Here are a few more of the editorial comments I’ve received on Gifts of the Hirakee. Again, if you have problems with this sort of feedback to your writing, you should reconsider how much you want to do it:
A very minor thing: This has more of a feel of being a description of what they are doing than what they are thinking. For example, though they are worried about Seth sneaking up on them, I’m sure John has at least one egotistical thought about how awesome he & his team are.
.” Again, maybe add a specific thought that Mindy or Brandon had, perhaps even Lauren expressing concern that Mindy is back to talking to animals again.
tendril The Repetition Police here. You used this word several times in previous chapters in reference to the campfire. It doesn’t work as well her, so I recommend it be replaced.
I really enjoyed this chapter, and loved the ending. During the second read, I added the more nit-picky suggestions – it really is a good chapter, and as I told you before, you do action well, and though I don’t care for action I was able to visualize the battle easily.
I LOVED this chapter. It is filled with those elements in your writing that I enjoy so much (for example, the description of the old park), and the interaction between Micah and Lauren (and Lauren’s beau) was perfect. I particularly liked how the question he wrote on the paper mirrored the question he remembered Lauren asking at the end of the previous chapter.
Trust that you’ve done a good enough job developing the characters that the reader knows this already.
Minor Point: There isn’t a fence in your description of the field in the previous chapter.
I deleted this mainly because you’ve already made several similar references (please don’t make me find them).
I edited out the first phrase because the reader gets that already, the second phrase because I’m not sure it is a necessary detail here – you can include it in the previous page when he comes home and takes off his wet clothes. Here, I feel that it reads better if you change the pace of the narrative so that it matches Micah’s urgent rush to Lauren’s. The laundry room detail (as the not picking up the cup, etc) just slows it down. What I put in parenthesis can be deleted as well.
I really think the reader can figure this out themselves.
Lee, I don’t particularly like this para. I don’t think you need most of what’s in it.

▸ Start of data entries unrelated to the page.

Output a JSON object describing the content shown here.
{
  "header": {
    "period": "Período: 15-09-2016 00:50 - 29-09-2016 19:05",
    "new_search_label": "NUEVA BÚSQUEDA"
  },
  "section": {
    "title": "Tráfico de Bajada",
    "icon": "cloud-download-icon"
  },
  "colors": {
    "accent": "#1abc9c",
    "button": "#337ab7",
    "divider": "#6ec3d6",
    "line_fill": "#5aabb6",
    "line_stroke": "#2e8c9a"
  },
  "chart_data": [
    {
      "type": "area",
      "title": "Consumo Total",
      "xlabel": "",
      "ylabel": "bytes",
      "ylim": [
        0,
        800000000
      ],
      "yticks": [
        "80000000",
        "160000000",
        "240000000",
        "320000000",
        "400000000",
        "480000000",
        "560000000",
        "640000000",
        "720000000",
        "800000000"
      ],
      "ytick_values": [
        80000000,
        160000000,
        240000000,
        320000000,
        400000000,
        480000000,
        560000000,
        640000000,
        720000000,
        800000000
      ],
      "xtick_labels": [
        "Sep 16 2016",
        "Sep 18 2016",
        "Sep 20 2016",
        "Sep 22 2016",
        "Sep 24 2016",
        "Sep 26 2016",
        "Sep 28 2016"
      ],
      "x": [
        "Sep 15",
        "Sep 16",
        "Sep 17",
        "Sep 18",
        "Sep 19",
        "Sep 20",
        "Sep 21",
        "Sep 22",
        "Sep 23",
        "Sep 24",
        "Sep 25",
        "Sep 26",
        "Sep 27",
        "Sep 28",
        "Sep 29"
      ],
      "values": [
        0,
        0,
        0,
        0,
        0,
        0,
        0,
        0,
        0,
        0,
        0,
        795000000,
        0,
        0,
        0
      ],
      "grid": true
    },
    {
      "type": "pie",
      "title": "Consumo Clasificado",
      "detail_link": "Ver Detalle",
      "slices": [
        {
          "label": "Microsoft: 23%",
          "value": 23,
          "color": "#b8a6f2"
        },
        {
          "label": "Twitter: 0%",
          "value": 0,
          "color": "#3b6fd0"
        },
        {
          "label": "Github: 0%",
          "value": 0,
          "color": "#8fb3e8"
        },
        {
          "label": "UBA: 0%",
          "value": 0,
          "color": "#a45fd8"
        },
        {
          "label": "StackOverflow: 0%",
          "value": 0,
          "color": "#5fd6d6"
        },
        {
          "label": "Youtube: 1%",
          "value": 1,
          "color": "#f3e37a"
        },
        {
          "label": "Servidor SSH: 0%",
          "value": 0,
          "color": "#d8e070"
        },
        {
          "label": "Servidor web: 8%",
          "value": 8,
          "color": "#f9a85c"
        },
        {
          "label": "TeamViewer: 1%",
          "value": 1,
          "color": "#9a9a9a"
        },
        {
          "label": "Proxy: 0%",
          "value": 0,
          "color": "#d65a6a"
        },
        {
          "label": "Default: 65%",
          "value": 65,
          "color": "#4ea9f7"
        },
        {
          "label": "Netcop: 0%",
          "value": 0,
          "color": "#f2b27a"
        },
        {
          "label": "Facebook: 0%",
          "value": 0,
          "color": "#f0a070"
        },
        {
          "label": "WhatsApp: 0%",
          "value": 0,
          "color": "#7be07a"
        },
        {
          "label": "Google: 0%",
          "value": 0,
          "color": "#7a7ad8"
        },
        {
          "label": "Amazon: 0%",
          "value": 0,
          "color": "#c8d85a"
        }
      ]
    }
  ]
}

I am being extraordinarily picky here (even for me), but I don’t know much about dog prints – is a large dog print a lot smaller than an adult boot print?
WAIT – didn’t you say earlier that his mom wouldn’t be home for hours and his dad was at the store? How much time passed between glancing Lance in Lauren room and this?
I deleted the first sentence since his by his action we can assume that he was trying to reduce glare. For the same reason, you really don’t need the phrase in brackets.
Not crazy about this sentence. And I’m wondering if after everything that happened that day – the ups & downs of battle with the corresponding flow of adrenalin, he would think in such complete sentences.
But kinda like the way I thought you used too much “stage directions” in the first chapter, I think you use too much detail in this chapter. I know it is weird that I say this, because I think you have a good eye for detail and that you have a wonderful knack for describing things. But, for example, in the section above, the details you include don’t seem necessary.
The other reason I did a lot of strikethroughs is when I thought you told the reader too much, what we should be able to infer.
Well, there you go–three chapters of shameful fail on my part. More will follow as I get it and make the changes.